Every Friday we had Art and Craft. Miss Agnew was our teacher for these subjects. To me she appeared to be too old for her job. She would lean on the radiator in the front of the class, her hand would clasp at her back, and she shaped her mouth as if blowing pouting her lips. She was plump, with a stern face. She wore a skirt and blouse with flat shoes, with her hair combed back neatly, she would gaze often through the window. Yet she could still see who was misbehaving in class. I came to believe she had eyes in the back of her head.

In art she was a first class drawer, and very nimble with her fingers. Her shading was first class even though her hands shook. Miss Agnew always said draw what you see, even though the flex on the light looked at the wrong angle. It took ages for me to draw a daffodil at the front of the classroom. In due respect if I'm honest, Miss Agnew was a good teacher.
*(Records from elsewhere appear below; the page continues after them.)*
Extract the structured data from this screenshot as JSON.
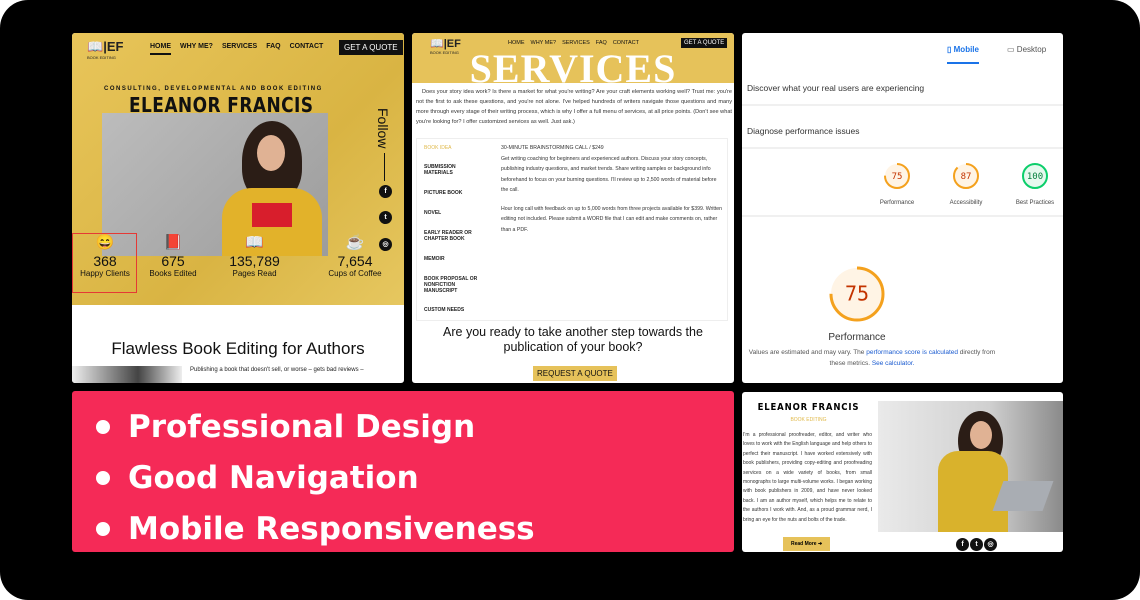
{
  "home": {
    "logo": "EF",
    "logo_sub": "BOOK EDITING",
    "nav": [
      "HOME",
      "WHY ME?",
      "SERVICES",
      "FAQ",
      "CONTACT"
    ],
    "cta": "GET A QUOTE",
    "tagline": "CONSULTING, DEVELOPMENTAL AND BOOK EDITING",
    "name": "ELEANOR FRANCIS",
    "follow": "Follow",
    "social": [
      "facebook-icon",
      "twitter-icon",
      "instagram-icon"
    ],
    "stats": [
      {
        "icon": "smile-icon",
        "value": "368",
        "label": "Happy Clients"
      },
      {
        "icon": "book-icon",
        "value": "675",
        "label": "Books Edited"
      },
      {
        "icon": "reader-icon",
        "value": "135,789",
        "label": "Pages Read"
      },
      {
        "icon": "coffee-icon",
        "value": "7,654",
        "label": "Cups of Coffee"
      }
    ],
    "heading": "Flawless Book Editing for Authors",
    "snippet": "Publishing a book that doesn't sell, or worse – gets bad reviews –"
  },
  "services": {
    "logo": "EF",
    "logo_sub": "BOOK EDITING",
    "nav": [
      "HOME",
      "WHY ME?",
      "SERVICES",
      "FAQ",
      "CONTACT"
    ],
    "cta": "GET A QUOTE",
    "title": "SERVICES",
    "intro": "Does your story idea work? Is there a market for what you're writing? Are your craft elements working well? Trust me: you're not the first to ask these questions, and you're not alone. I've helped hundreds of writers navigate those questions and many more through every stage of their writing process, which is why I offer a full menu of services, at all price points. (Don't see what you're looking for? I offer customized services as well. Just ask.)",
    "tabs": [
      "BOOK IDEA",
      "SUBMISSION MATERIALS",
      "PICTURE BOOK",
      "NOVEL",
      "EARLY READER OR CHAPTER BOOK",
      "MEMOIR",
      "BOOK PROPOSAL OR NONFICTION MANUSCRIPT",
      "CUSTOM NEEDS"
    ],
    "content_title": "30-MINUTE BRAINSTORMING CALL / $249",
    "content_p1": "Get writing coaching for beginners and experienced authors. Discuss your story concepts, publishing industry questions, and market trends. Share writing samples or background info beforehand to focus on your burning questions. I'll review up to 2,500 words of material before the call.",
    "content_p2": "Hour long call with feedback on up to 5,000 words from three projects available for $399. Written editing not included. Please submit a WORD file that I can edit and make comments on, rather than a PDF.",
    "ready": "Are you ready to take another step towards the publication of your book?",
    "request": "REQUEST A QUOTE"
  },
  "pagespeed": {
    "tabs": [
      "Mobile",
      "Desktop"
    ],
    "discover": "Discover what your real users are experiencing",
    "diagnose": "Diagnose performance issues",
    "scores": [
      {
        "value": 75,
        "label": "Performance",
        "color": "#f4a11d"
      },
      {
        "value": 87,
        "label": "Accessibility",
        "color": "#f4a11d"
      },
      {
        "value": 100,
        "label": "Best Practices",
        "color": "#0cce6b"
      }
    ],
    "main_score": 75,
    "main_label": "Performance",
    "note_a": "Values are estimated and may vary. The ",
    "note_link": "performance score is calculated",
    "note_b": " directly from these metrics. ",
    "note_link2": "See calculator."
  },
  "banner": {
    "items": [
      "Professional Design",
      "Good Navigation",
      "Mobile Responsiveness"
    ],
    "color": "#f52a57"
  },
  "about": {
    "name": "ELEANOR FRANCIS",
    "sub": "BOOK EDITING",
    "text": "I'm a professional proofreader, editor, and writer who loves to work with the English language and help others to perfect their manuscript. I have worked extensively with book publishers, providing copy-editing and proofreading services on a wide variety of books, from small monographs to large multi-volume works. I began working with book publishers in 2009, and have never looked back. I am an author myself, which helps me to relate to the authors I work with. And, as a proud grammar nerd, I bring an eye for the nuts and bolts of the trade.",
    "read_more": "Read More ➔"
  }
}
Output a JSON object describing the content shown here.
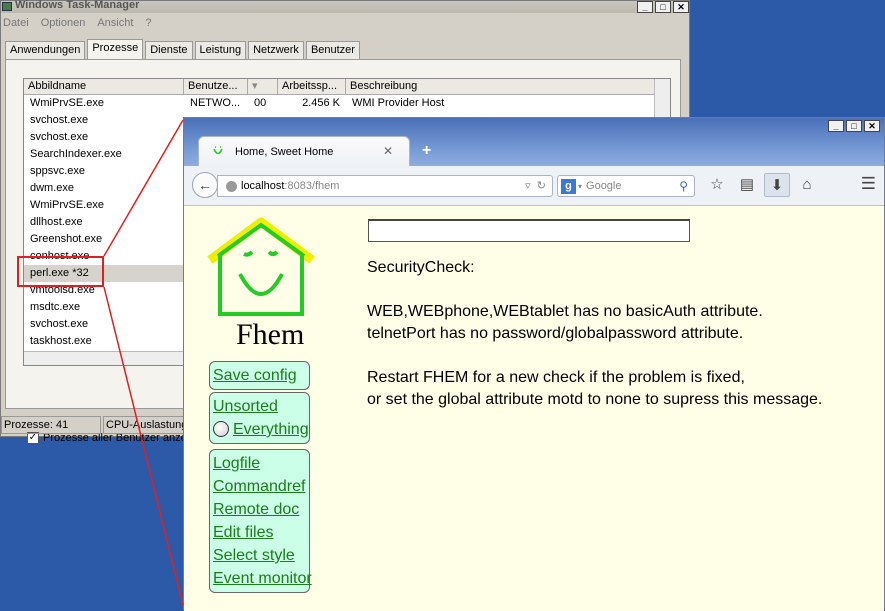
{
  "taskmgr": {
    "title": "Windows Task-Manager",
    "menu": [
      "Datei",
      "Optionen",
      "Ansicht",
      "?"
    ],
    "tabs": [
      "Anwendungen",
      "Prozesse",
      "Dienste",
      "Leistung",
      "Netzwerk",
      "Benutzer"
    ],
    "active_tab": "Prozesse",
    "columns": [
      "Abbildname",
      "Benutze...",
      "",
      "Arbeitssp...",
      "Beschreibung"
    ],
    "rows": [
      {
        "name": "WmiPrvSE.exe",
        "user": "NETWO...",
        "cpu": "00",
        "mem": "2.456 K",
        "desc": "WMI Provider Host"
      },
      {
        "name": "svchost.exe"
      },
      {
        "name": "svchost.exe"
      },
      {
        "name": "SearchIndexer.exe"
      },
      {
        "name": "sppsvc.exe"
      },
      {
        "name": "dwm.exe"
      },
      {
        "name": "WmiPrvSE.exe"
      },
      {
        "name": "dllhost.exe"
      },
      {
        "name": "Greenshot.exe"
      },
      {
        "name": "conhost.exe"
      },
      {
        "name": "perl.exe *32"
      },
      {
        "name": "vmtoolsd.exe"
      },
      {
        "name": "msdtc.exe"
      },
      {
        "name": "svchost.exe"
      },
      {
        "name": "taskhost.exe"
      }
    ],
    "selected_row": "perl.exe *32",
    "all_users_checkbox": {
      "label": "Prozesse aller Benutzer anzeig",
      "checked": true
    },
    "status": {
      "processes": "Prozesse: 41",
      "cpu": "CPU-Auslastung"
    }
  },
  "firefox": {
    "tab_title": "Home, Sweet Home",
    "new_tab": "+",
    "url_host": "localhost",
    "url_rest": ":8083/fhem",
    "search_placeholder": "Google",
    "search_engine": "g"
  },
  "fhem": {
    "logo_text": "Fhem",
    "menu_group1": [
      "Save config"
    ],
    "menu_group2": [
      "Unsorted",
      "Everything"
    ],
    "menu_group3": [
      "Logfile",
      "Commandref",
      "Remote doc",
      "Edit files",
      "Select style",
      "Event monitor"
    ],
    "command_input": "",
    "message": {
      "heading": "SecurityCheck:",
      "line1": "WEB,WEBphone,WEBtablet has no basicAuth attribute.",
      "line2": "telnetPort has no password/globalpassword attribute.",
      "line3": "Restart FHEM for a new check if the problem is fixed,",
      "line4": "or set the global attribute motd to none to supress this message."
    }
  },
  "colors": {
    "desktop": "#2c5aa8",
    "annotation_red": "#e02020",
    "fhem_bg": "#ffffe7",
    "fhem_link": "#1b7d1b",
    "fhem_menu_bg": "#ccffe7",
    "logo_green": "#22cc22",
    "logo_yellow": "#eeee00"
  }
}
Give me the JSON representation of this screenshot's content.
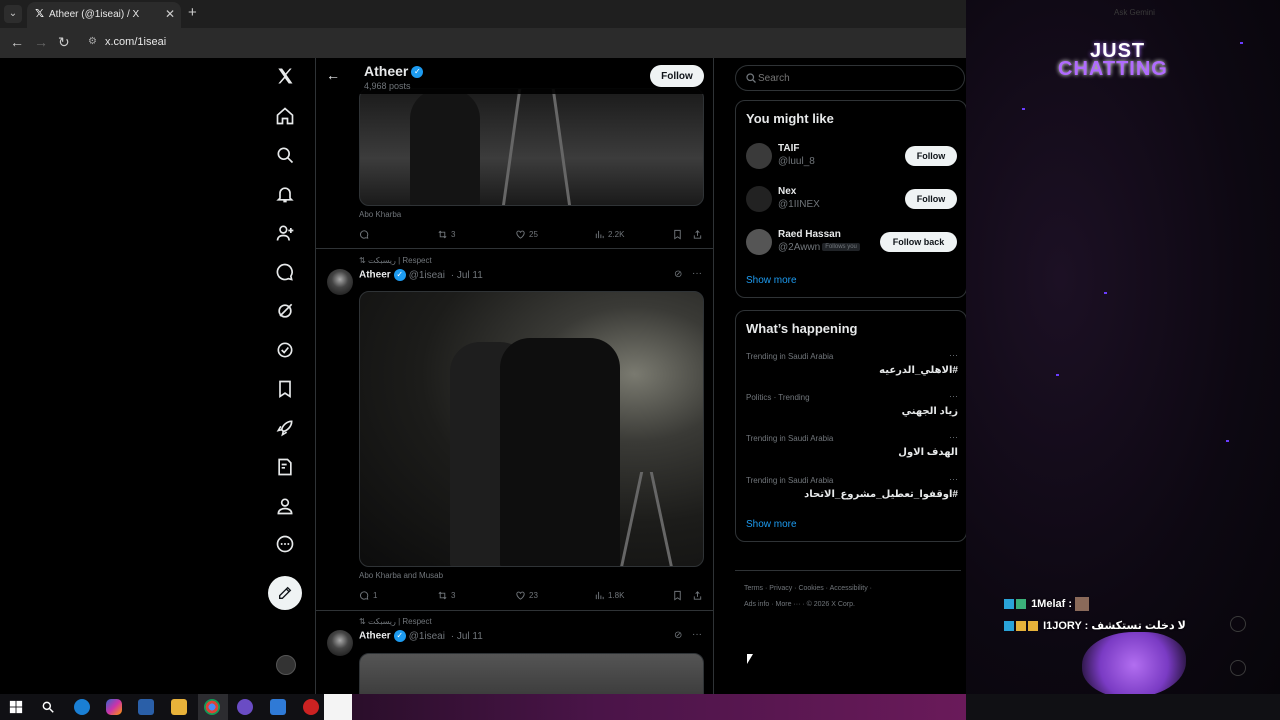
{
  "browser": {
    "tab_title": "Atheer (@1iseai) / X",
    "url": "x.com/1iseai",
    "new_tab": "+",
    "tab_close": "✕"
  },
  "profile": {
    "name": "Atheer",
    "posts_count": "4,968 posts",
    "follow_label": "Follow"
  },
  "posts": [
    {
      "caption": "Abo Kharba",
      "replies": "",
      "reposts": "3",
      "likes": "25",
      "views": "2.2K"
    },
    {
      "repost_by": "ريسبكت | Respect",
      "author": "Atheer",
      "handle": "@1iseai",
      "date": "· Jul 11",
      "caption": "Abo Kharba and Musab",
      "replies": "1",
      "reposts": "3",
      "likes": "23",
      "views": "1.8K"
    },
    {
      "repost_by": "ريسبكت | Respect",
      "author": "Atheer",
      "handle": "@1iseai",
      "date": "· Jul 11"
    }
  ],
  "search": {
    "placeholder": "Search"
  },
  "you_might_like": {
    "title": "You might like",
    "users": [
      {
        "name": "TAIF",
        "handle": "@luul_8",
        "button": "Follow"
      },
      {
        "name": "Nex",
        "handle": "@1IINEX",
        "button": "Follow"
      },
      {
        "name": "Raed Hassan",
        "handle": "@2Awwn",
        "badge": "Follows you",
        "button": "Follow back"
      }
    ],
    "show_more": "Show more"
  },
  "whats_happening": {
    "title": "What’s happening",
    "trends": [
      {
        "meta": "Trending in Saudi Arabia",
        "name": "#الاهلي_الدرعيه"
      },
      {
        "meta": "Politics · Trending",
        "name": "زياد الجهني"
      },
      {
        "meta": "Trending in Saudi Arabia",
        "name": "الهدف الاول"
      },
      {
        "meta": "Trending in Saudi Arabia",
        "name": "#اوقفوا_تعطيل_مشروع_الاتحاد"
      }
    ],
    "show_more": "Show more"
  },
  "footer": {
    "line1": "Terms  ·  Privacy  ·  Cookies  ·  Accessibility  ·",
    "line2": "Ads info  ·  More ···  ·  © 2026 X Corp."
  },
  "stream": {
    "gemini": "Ask Gemini",
    "title_top": "JUST",
    "title_bottom": "CHATTING",
    "chat": [
      {
        "text": "1Melaf :"
      },
      {
        "text": "I1JORY : لا دخلت تستكشف"
      }
    ]
  },
  "icons": {
    "nav": [
      "x-logo-icon",
      "home-icon",
      "search-icon",
      "bell-icon",
      "add-user-icon",
      "grok-chat-icon",
      "grok-icon",
      "verified-icon",
      "bookmark-icon",
      "rocket-icon",
      "edit-list-icon",
      "profile-icon",
      "more-icon",
      "compose-icon"
    ]
  },
  "colors": {
    "accent": "#1d9bf0",
    "background": "#000000",
    "text": "#e7e9ea",
    "muted": "#71767b",
    "stream_purple": "#b06bff"
  }
}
I sometimes felt sorry for her, she seemed ancient to me. I remember once all the class had to draw a feather, which was placed on the desk in front of us. She drew the feather in ten seconds flat without any trouble. Just smiling as I struggled all through that lesson and the next. To draw a perfect circle was no trouble at all to her. I realise now why she was such a good teacher, to draw was a great gift.